CROSS ISLAND NATIONAL WILDLIFE REFUGE
Cross Island NWR is a complex of six islands (Cross, Scotch, Outer Double Head Shot, Inner Double Head Shot, Mink, and Old Man Islands) that encompasses 1,700 acres in the town of Cutler. Cross, Mink, and Scotch islands are covered predominantly by spruce-fir forest and supports a variety of small mammals, white-tailed deer, bald eagles, ospreys, and song birds. A large salt marsh is located on the western end of Cross island. During the fall, thousands of waterfowl, songbirds, shorebirds, and raptors pass through on their southward migrations. The Double Head Shots and Old Man Islands are covered predominantly by grasses and shrubs and are used by nesting seabirds. Old Man Island is one of only four nesting sites for razorbills in the Gulf of Maine.
The varied topography of Cross Island includes hills, bays, inlets, high sea cliffs, and several cobble beaches scattered along all but its rugged south shore. Vegetation on the island is dominated by dense stands of red and white spruce, balsam fir, yellow and paper birch, and red and striped maple. Several grassy opening and wetlands support a diversity of plant and wildlife species. Botanical species of note include livid sedge and coast blite goosefoot, both State-listed threatened species, and maritime slope bog, a rare plant community. A pair of threatened bald eagles has nested on the island in recent years.
The vegetation on Mink and Scotch Island is dominated by red spruce and balsam fir. Bald eagles have recently nested on Mink Island, and it is believed that the same breeding pair of eagles has also nested on Outer Double Head Shot and Cross Islands.
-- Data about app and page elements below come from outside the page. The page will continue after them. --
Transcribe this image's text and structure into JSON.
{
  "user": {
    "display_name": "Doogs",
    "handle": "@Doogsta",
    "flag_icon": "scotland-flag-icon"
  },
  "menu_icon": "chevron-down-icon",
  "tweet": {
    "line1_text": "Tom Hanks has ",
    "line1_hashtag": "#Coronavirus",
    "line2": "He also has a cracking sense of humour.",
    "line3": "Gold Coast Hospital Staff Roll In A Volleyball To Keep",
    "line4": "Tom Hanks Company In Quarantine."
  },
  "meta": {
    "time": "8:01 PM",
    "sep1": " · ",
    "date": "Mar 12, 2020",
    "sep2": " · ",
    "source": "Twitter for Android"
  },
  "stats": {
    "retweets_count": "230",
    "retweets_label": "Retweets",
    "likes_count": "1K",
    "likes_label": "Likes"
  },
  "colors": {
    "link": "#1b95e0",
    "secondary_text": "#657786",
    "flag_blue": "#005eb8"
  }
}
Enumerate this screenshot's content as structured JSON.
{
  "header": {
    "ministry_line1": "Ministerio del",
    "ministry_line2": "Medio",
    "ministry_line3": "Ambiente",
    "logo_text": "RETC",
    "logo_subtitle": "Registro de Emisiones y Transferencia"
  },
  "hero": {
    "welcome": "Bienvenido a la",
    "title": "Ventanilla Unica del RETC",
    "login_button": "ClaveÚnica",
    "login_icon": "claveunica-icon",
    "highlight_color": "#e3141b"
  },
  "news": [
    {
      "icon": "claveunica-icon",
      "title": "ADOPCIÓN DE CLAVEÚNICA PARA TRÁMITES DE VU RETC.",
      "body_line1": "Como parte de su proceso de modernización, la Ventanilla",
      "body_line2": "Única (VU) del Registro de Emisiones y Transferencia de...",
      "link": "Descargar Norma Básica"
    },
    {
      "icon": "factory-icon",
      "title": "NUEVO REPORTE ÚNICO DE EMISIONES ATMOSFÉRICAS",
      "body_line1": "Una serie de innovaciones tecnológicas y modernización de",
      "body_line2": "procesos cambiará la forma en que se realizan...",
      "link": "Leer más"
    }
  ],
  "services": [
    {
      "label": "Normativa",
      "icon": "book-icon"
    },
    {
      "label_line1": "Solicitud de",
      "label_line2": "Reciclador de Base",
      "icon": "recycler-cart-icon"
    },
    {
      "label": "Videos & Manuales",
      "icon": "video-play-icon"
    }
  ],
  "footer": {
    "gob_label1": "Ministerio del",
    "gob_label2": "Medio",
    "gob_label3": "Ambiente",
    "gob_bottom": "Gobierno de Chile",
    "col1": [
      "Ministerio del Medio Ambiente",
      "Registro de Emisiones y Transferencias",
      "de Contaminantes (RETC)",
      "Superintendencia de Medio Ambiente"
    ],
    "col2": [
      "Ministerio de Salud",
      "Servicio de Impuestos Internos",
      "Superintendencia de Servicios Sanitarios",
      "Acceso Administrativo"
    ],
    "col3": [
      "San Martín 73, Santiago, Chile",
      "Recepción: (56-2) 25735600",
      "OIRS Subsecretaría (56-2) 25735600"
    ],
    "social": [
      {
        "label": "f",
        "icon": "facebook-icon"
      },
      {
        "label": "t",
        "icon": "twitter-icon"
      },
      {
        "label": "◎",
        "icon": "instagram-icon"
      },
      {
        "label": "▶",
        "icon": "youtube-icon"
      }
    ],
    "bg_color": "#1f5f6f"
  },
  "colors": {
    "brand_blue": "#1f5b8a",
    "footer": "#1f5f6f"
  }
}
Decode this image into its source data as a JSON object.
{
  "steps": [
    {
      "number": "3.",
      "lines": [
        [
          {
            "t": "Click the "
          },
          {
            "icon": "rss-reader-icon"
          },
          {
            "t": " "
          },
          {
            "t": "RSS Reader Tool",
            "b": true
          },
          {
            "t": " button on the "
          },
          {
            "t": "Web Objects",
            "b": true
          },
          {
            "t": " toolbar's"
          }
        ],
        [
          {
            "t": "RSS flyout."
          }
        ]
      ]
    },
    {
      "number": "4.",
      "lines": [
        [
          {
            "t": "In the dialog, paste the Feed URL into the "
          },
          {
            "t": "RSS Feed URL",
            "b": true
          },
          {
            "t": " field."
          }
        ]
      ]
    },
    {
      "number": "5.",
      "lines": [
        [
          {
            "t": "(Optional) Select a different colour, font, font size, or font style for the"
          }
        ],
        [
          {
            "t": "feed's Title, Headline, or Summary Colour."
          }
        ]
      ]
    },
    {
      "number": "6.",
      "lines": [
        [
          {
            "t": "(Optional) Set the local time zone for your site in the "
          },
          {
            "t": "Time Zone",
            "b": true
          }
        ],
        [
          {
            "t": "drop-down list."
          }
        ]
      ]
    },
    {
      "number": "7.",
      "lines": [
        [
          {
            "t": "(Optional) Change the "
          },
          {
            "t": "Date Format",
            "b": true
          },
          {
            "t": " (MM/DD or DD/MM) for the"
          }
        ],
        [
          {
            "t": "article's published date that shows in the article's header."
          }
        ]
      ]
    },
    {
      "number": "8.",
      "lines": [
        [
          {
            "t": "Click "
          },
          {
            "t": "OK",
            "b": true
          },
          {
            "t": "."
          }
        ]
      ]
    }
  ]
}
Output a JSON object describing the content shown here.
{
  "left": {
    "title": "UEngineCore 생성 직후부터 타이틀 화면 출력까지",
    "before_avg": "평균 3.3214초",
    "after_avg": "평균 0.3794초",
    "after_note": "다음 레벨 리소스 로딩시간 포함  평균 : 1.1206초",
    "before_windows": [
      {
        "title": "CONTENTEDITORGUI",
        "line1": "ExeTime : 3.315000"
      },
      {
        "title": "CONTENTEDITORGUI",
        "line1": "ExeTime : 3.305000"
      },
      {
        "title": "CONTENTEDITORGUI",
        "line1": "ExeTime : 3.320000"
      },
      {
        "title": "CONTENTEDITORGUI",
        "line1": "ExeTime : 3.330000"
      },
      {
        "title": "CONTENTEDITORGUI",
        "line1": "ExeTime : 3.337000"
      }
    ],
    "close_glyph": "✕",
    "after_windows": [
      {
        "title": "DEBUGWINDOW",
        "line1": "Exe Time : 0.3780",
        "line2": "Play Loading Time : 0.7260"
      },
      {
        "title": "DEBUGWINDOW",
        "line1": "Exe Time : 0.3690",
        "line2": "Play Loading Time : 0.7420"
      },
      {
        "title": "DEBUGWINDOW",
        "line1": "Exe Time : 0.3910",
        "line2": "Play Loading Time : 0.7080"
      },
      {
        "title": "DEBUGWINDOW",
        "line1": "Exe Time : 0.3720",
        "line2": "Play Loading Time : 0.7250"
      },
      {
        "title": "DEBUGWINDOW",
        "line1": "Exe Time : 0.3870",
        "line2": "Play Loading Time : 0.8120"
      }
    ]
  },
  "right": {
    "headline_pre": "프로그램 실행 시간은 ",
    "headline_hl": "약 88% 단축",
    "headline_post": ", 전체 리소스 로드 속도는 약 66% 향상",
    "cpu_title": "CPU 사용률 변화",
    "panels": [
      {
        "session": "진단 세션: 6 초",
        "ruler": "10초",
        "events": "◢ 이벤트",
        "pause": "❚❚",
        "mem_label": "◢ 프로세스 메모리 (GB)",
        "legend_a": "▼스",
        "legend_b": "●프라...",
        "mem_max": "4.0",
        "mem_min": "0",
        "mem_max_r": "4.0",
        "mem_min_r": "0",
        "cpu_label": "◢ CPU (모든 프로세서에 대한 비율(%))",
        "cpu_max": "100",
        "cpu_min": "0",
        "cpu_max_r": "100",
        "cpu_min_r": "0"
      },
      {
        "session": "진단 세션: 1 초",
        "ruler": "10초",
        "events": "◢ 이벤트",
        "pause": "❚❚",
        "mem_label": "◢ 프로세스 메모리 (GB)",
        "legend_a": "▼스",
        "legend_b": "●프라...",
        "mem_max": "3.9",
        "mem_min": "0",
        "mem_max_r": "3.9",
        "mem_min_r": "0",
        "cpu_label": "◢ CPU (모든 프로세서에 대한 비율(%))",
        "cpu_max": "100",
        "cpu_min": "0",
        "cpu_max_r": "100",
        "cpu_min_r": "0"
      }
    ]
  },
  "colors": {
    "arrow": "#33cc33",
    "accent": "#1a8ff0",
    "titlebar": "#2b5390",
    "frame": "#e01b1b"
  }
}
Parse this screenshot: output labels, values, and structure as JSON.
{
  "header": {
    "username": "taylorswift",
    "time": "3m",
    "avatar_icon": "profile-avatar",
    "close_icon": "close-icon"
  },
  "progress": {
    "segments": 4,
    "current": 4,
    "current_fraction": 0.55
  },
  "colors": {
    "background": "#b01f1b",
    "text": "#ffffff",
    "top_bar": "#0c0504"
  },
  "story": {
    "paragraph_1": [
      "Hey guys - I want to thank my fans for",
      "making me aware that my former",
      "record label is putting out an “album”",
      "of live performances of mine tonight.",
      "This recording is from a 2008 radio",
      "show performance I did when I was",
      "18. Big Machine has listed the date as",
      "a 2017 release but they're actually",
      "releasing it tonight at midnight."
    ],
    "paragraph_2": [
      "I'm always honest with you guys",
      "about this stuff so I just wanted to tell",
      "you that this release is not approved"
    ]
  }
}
The vegetation on Outer and Inner Double Head Shot Islands is divided between red spruce and balsam fir on the northern portions of the islands, and mixed grasses dominating the southern portions of the islands. Herring and great black-backed gulls, Leach's storm petrels, and common eiders nest on the islands. Old Man Island is dominated by granite ledges and sea stacks. Vegetation on the island is sparse. This island is one of only seven islands in the Gulf of Maine to support nesting razorbills.
Inter-tidal wetlands surrounding the six islands within Cross Island NWR provide extensive foraging opportunities for a variety of breeding, migratory, and wintering species. Spring and fall migrations draw flocks of waterfowl, particularly American black ducks, blue and green-winged teal, common goldeneye, bufflehead and long-tailed ducks. Raptors and songbirds also use the islands to rest and feed during migration. Shorebirds feast on invertebrates in the saltmarshes and mud flats, putting on fat to carry them on their long flight to South America.
The Refuge was acquired in 1980, and is now managed as part of Petit Manan National Wildlife Refuge Complex.
Like many of the islands on the Maine coast, islands within the Cross Island NWR have a long history of human habitation. Known by the Native Americans as Sebohegonet, Cross Island was for generations used as a base for fishing operations. Later, early mariners also used the island as a base for their fishing activities. In the latter half of the 19th century, Cross Island supported several saltwater farms and even a small village with a school and store.
The U.S. Lifesaving Service built a lifesaving station on Cross in 1874, which became a Coast Guard station in 1928. The Coast Guard soon abandoned the old lifesaving station, and built a new station at Northeast Harbor in the 1930's. Prior to Service acquisition, the island also had an extensive history of commercial timber harvesting and commercial hunting operations.